_Your task:_ Within this material, how many lines have the string "OkHttpUtils" in them? The answer is a number, with nothing added.

--- START ---

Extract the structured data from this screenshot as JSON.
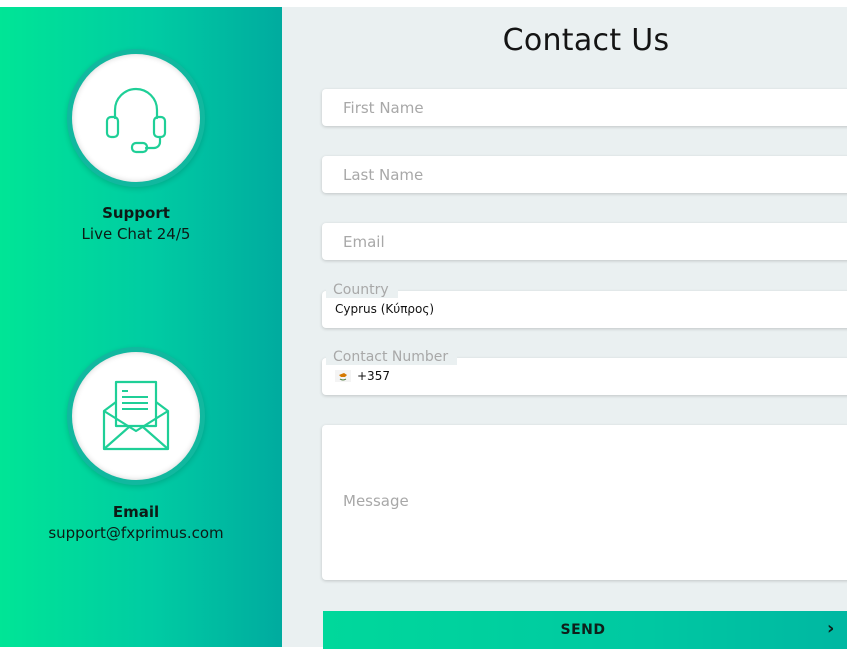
{
  "colors": {
    "accent": "#00d89b",
    "icon_stroke": "#1fcf97",
    "panel_bg": "#eaf0f1"
  },
  "sidebar": {
    "support": {
      "icon": "headset-icon",
      "title": "Support",
      "subtitle": "Live Chat 24/5"
    },
    "email": {
      "icon": "envelope-icon",
      "title": "Email",
      "subtitle": "support@fxprimus.com"
    }
  },
  "form": {
    "title": "Contact Us",
    "first_name": {
      "placeholder": "First Name",
      "value": ""
    },
    "last_name": {
      "placeholder": "Last Name",
      "value": ""
    },
    "email": {
      "placeholder": "Email",
      "value": ""
    },
    "country": {
      "label": "Country",
      "value": "Cyprus (Κύπρος)"
    },
    "contact_number": {
      "label": "Contact Number",
      "flag_icon": "cyprus-flag-icon",
      "dial_code": "+357"
    },
    "message": {
      "placeholder": "Message",
      "value": ""
    },
    "send_label": "SEND",
    "send_icon": "chevron-right-icon"
  }
}
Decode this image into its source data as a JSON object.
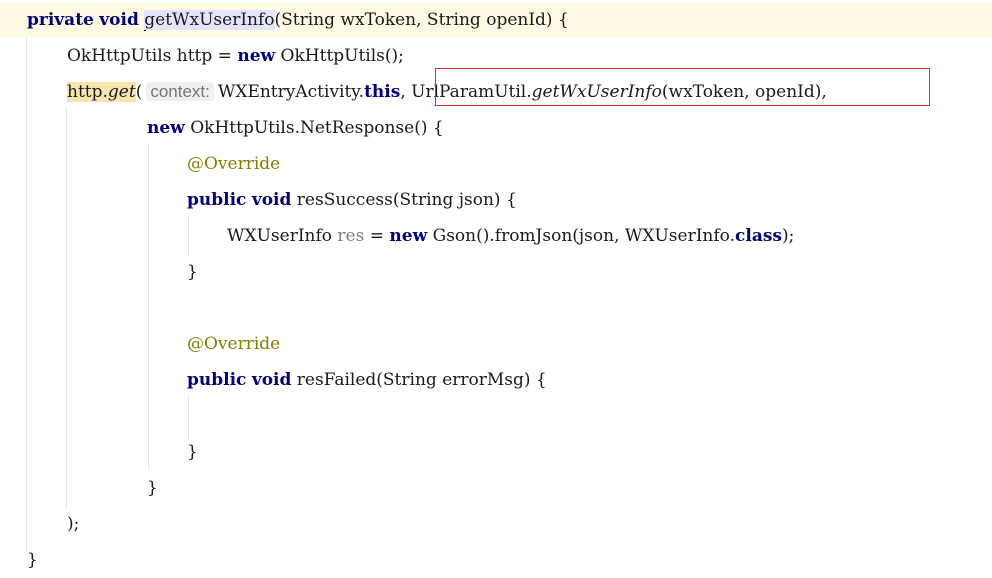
{
  "editor": {
    "lines": [
      {
        "parts": [
          {
            "t": "private",
            "c": "kw"
          },
          {
            "t": " "
          },
          {
            "t": "void",
            "c": "kw"
          },
          {
            "t": " "
          },
          {
            "t": "getWxUserInfo",
            "c": "hl-ident",
            "caret": true
          },
          {
            "t": "(String wxToken, String openId) {"
          }
        ]
      },
      {
        "parts": [
          {
            "t": "OkHttpUtils http = "
          },
          {
            "t": "new",
            "c": "kw"
          },
          {
            "t": " OkHttpUtils();"
          }
        ]
      },
      {
        "parts": [
          {
            "t": "http.",
            "c": "hl-get"
          },
          {
            "t": "get",
            "c": "hl-get ital"
          },
          {
            "t": "("
          },
          {
            "t": "context:",
            "c": "hint"
          },
          {
            "t": "WXEntryActivity."
          },
          {
            "t": "this",
            "c": "kw"
          },
          {
            "t": ", UrlParamUtil."
          },
          {
            "t": "getWxUserInfo",
            "c": "ital"
          },
          {
            "t": "(wxToken, openId),"
          }
        ]
      },
      {
        "parts": [
          {
            "t": "new",
            "c": "kw"
          },
          {
            "t": " OkHttpUtils.NetResponse() {"
          }
        ]
      },
      {
        "parts": [
          {
            "t": "@Override",
            "c": "ann"
          }
        ]
      },
      {
        "parts": [
          {
            "t": "public",
            "c": "kw"
          },
          {
            "t": " "
          },
          {
            "t": "void",
            "c": "kw"
          },
          {
            "t": " resSuccess(String json) {"
          }
        ]
      },
      {
        "parts": [
          {
            "t": "WXUserInfo "
          },
          {
            "t": "res",
            "c": "unused"
          },
          {
            "t": " = "
          },
          {
            "t": "new",
            "c": "kw"
          },
          {
            "t": " Gson().fromJson(json, WXUserInfo."
          },
          {
            "t": "class",
            "c": "kw"
          },
          {
            "t": ");"
          }
        ]
      },
      {
        "parts": [
          {
            "t": "}"
          }
        ]
      },
      {
        "parts": []
      },
      {
        "parts": [
          {
            "t": "@Override",
            "c": "ann"
          }
        ]
      },
      {
        "parts": [
          {
            "t": "public",
            "c": "kw"
          },
          {
            "t": " "
          },
          {
            "t": "void",
            "c": "kw"
          },
          {
            "t": " resFailed(String errorMsg) {"
          }
        ]
      },
      {
        "parts": []
      },
      {
        "parts": [
          {
            "t": "}"
          }
        ]
      },
      {
        "parts": [
          {
            "t": "}"
          }
        ]
      },
      {
        "parts": [
          {
            "t": ");"
          }
        ]
      },
      {
        "parts": [
          {
            "t": "}"
          }
        ]
      }
    ]
  }
}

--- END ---

_Result below:_ 3